Letter: Meters should have been a last resort

It would seem to make sense to do all the small things that would make an immediate impact on consumption, writes B. Hardwicke.

Many times during the ongoing water meter controversy we have been scolded for consuming one third more water per capita than the provincial average. I suggest that this statement is misleading, irrelevant and impossible to prove.   The provincial average is basically set by about 80 per cent of our population, which lives in the Fraser Valley, Lower Mainland, Vancouver Island and other coastal communities.

The climate of these areas is such that there is seldom a genuine need for sprinkling and comparing their water consumption to that of residents of the hot and dry Southern Interior is meaningless.

All communities would have to be completely monitored (metered!) and all water systems would have to have all  losses through leakage located and repaired, etc., before any accurate comparison could be made.

It has been reported that our city estimates that between  25 to 35 per cent of the water entering our distribution lines is lost through leakage while Veritec Consultants, who were working on the Revelstoke water system, estimated the possible loss through leakage to be between  27 and 74 per cent.

Even if our system loses only 25 per cent, our consumption rate would be reduced to the provincial average if these leaks could be located and repaired.

Matching the average would seem to be an impossibility, given the climatic differences, but shows that one should be wary of unsubstantiated numbers that appear to be promoting an agenda.

In one of the city’s promotional ads in this paper, Roger Huston, manager of operations, is quoted as saying,  “The most effective way to preserve our water supply is to conserve through water meters.” He is also quoted as saying, “Without water meters the city will need to build additional capacity and operational costs will continue to rise.”

Both of these statements are of doubtful validity, considering the success other cities have had in locating and repairing leaks at much lower costs than metering.  Locating and repairing leaks should be a first priority, whether meters are to be installed or not.

It would seem to make sense to do all the small things that would make an immediate impact on consumption, like sprinkling restrictions, and then move to a leak location and repair program. Meters should have been a last resort.

B. Hardwicke, Grand Forks

 

Just Posted

Castlegar daycare selected for univeral child care pilot program

MLA Katrine Conroy presents letter of acceptance to the program to the Children’s Centre at Selkirk College
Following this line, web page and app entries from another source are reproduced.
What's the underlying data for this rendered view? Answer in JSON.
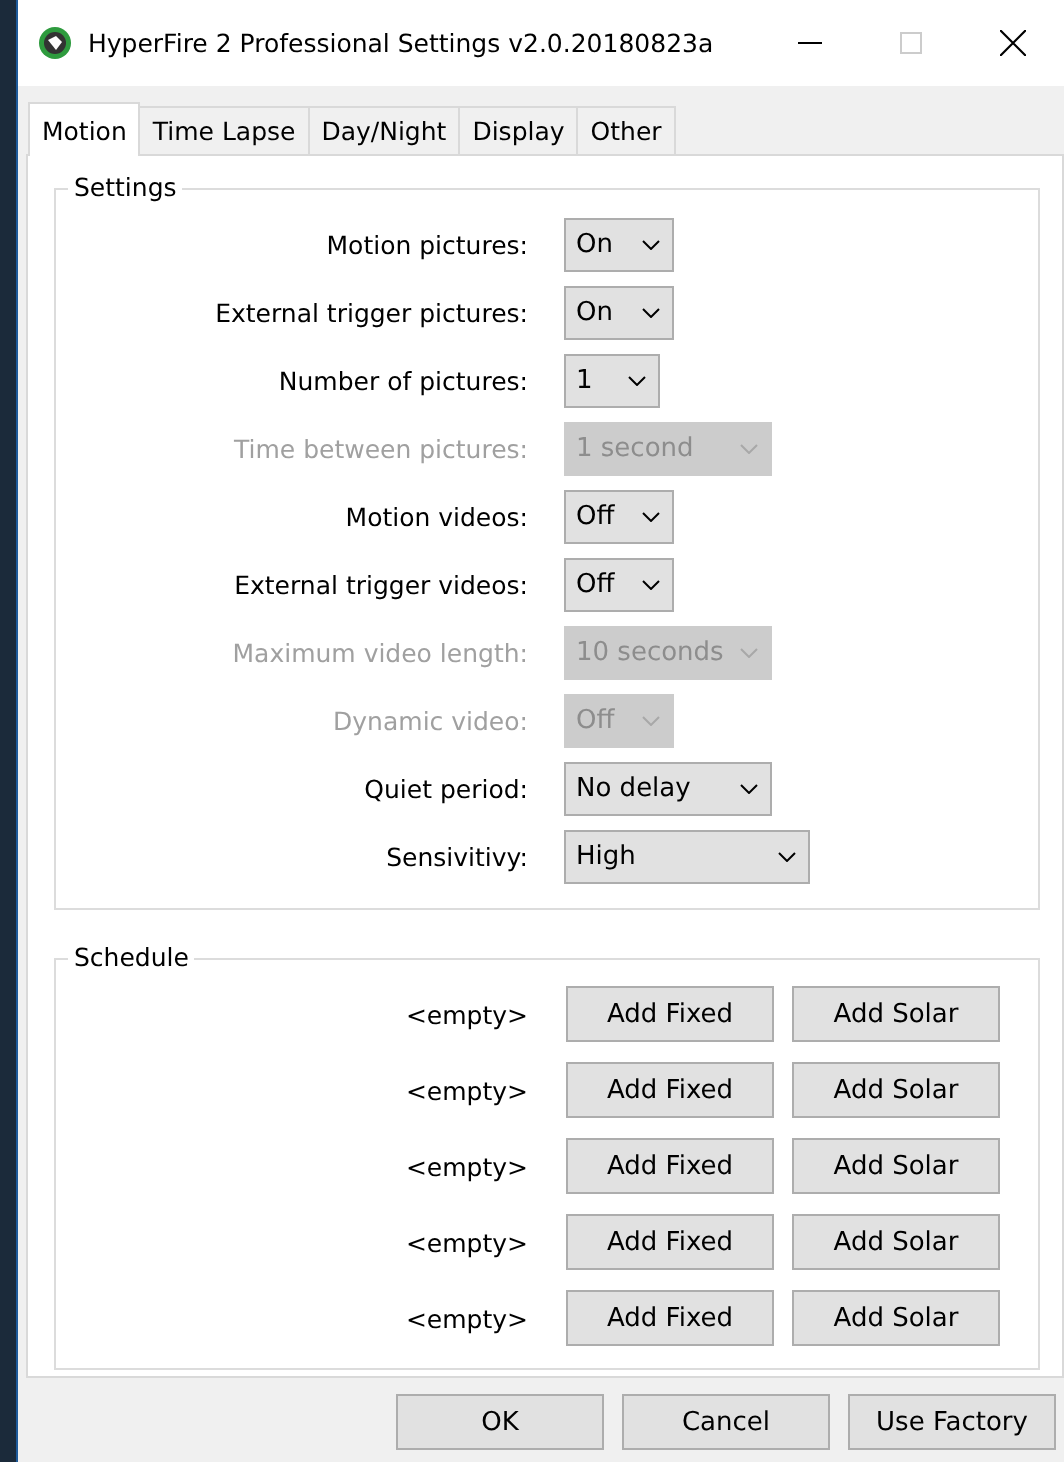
{
  "window": {
    "title": "HyperFire 2 Professional Settings v2.0.20180823a",
    "maximize_disabled": true
  },
  "tabs": [
    {
      "label": "Motion",
      "selected": true
    },
    {
      "label": "Time Lapse",
      "selected": false
    },
    {
      "label": "Day/Night",
      "selected": false
    },
    {
      "label": "Display",
      "selected": false
    },
    {
      "label": "Other",
      "selected": false
    }
  ],
  "settings": {
    "title": "Settings",
    "rows": [
      {
        "label": "Motion pictures:",
        "value": "On",
        "disabled": false
      },
      {
        "label": "External trigger pictures:",
        "value": "On",
        "disabled": false
      },
      {
        "label": "Number of pictures:",
        "value": "1",
        "disabled": false
      },
      {
        "label": "Time between pictures:",
        "value": "1 second",
        "disabled": true
      },
      {
        "label": "Motion videos:",
        "value": "Off",
        "disabled": false
      },
      {
        "label": "External trigger videos:",
        "value": "Off",
        "disabled": false
      },
      {
        "label": "Maximum video length:",
        "value": "10 seconds",
        "disabled": true
      },
      {
        "label": "Dynamic video:",
        "value": "Off",
        "disabled": true
      },
      {
        "label": "Quiet period:",
        "value": "No delay",
        "disabled": false
      },
      {
        "label": "Sensivitivy:",
        "value": "High",
        "disabled": false
      }
    ]
  },
  "schedule": {
    "title": "Schedule",
    "rows": [
      {
        "entry": "<empty>",
        "buttons": [
          "Add Fixed",
          "Add Solar"
        ]
      },
      {
        "entry": "<empty>",
        "buttons": [
          "Add Fixed",
          "Add Solar"
        ]
      },
      {
        "entry": "<empty>",
        "buttons": [
          "Add Fixed",
          "Add Solar"
        ]
      },
      {
        "entry": "<empty>",
        "buttons": [
          "Add Fixed",
          "Add Solar"
        ]
      },
      {
        "entry": "<empty>",
        "buttons": [
          "Add Fixed",
          "Add Solar"
        ]
      }
    ]
  },
  "buttons": [
    "OK",
    "Cancel",
    "Use Factory"
  ]
}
Kootenay employers ready to meet job seekers at Black Press career fair

Dozens of companies will attend the event on Nov. 15 at the Ktunaxa Nation Building in Cranbrook

B.C. Legions in need of young members to continue aiding veterans into the future

Lest we forget what thousands of men and women did to fight for Canada’s freedoms – but without new membership, many Legion chapters face dwindling numbers

UPDATE: Police seek witnesses in Castlegar road rampage

Lake Country man faces 13 charges, including robbery, dangerous driving, flight from police, assault with a weapon, theft, and drug charges.

From the Hill: The successes and failures of the Elections Modernization Act

Richard Cannings writes about Bill C-76 in From the Hill.

VIDEO: Amazon to split second HQ between New York, Virginia

Official decision expected later Tuesday to end competition between North American cities to win bid and its promise of 50,000 jobs

Kuhnhackl scores 2 odd goals as Isles dump Canucks 5-2

Vancouver drops second game in two nights

Stink at B.C. school prompts complaints of headaches, nausea

Smell at Abbotsford school comes from unauthorized composting operation

Fear of constitutional crisis escalates in U.S.; Canadians can relate

Some say President Donald Trump is leading the U.S. towards a crisis

B.C.-based pot producer Tilray reports revenue surge, net loss

Company remains excited about ‘robust’ cannabis industry

Canada stands pat on Saudi arms sales, even after hearing Khashoggi tape

Khashoggi’s death at Saudi Arabia’s consulate in Istanbul further strained Riyadh’s already difficult relationship with Ottawa

Feds pledge money for young scientists, but funding for in-house research slips

Canada’s spending on science is up almost 10 per cent since the Liberals took office, but spending on in-house research is actually down

Disabled boy has ‘forgiven’ bullies who walked on him in stream, mom says

A Cape Breton teen who has cerebral palsy was told to lie in a stream as other kids walked over him

Letters shed light on state of mind of B.C. mom accused of daughter’s murder

Trial of South Surrey mother Lisa Batstone begins in BC Supreme Court

Most Read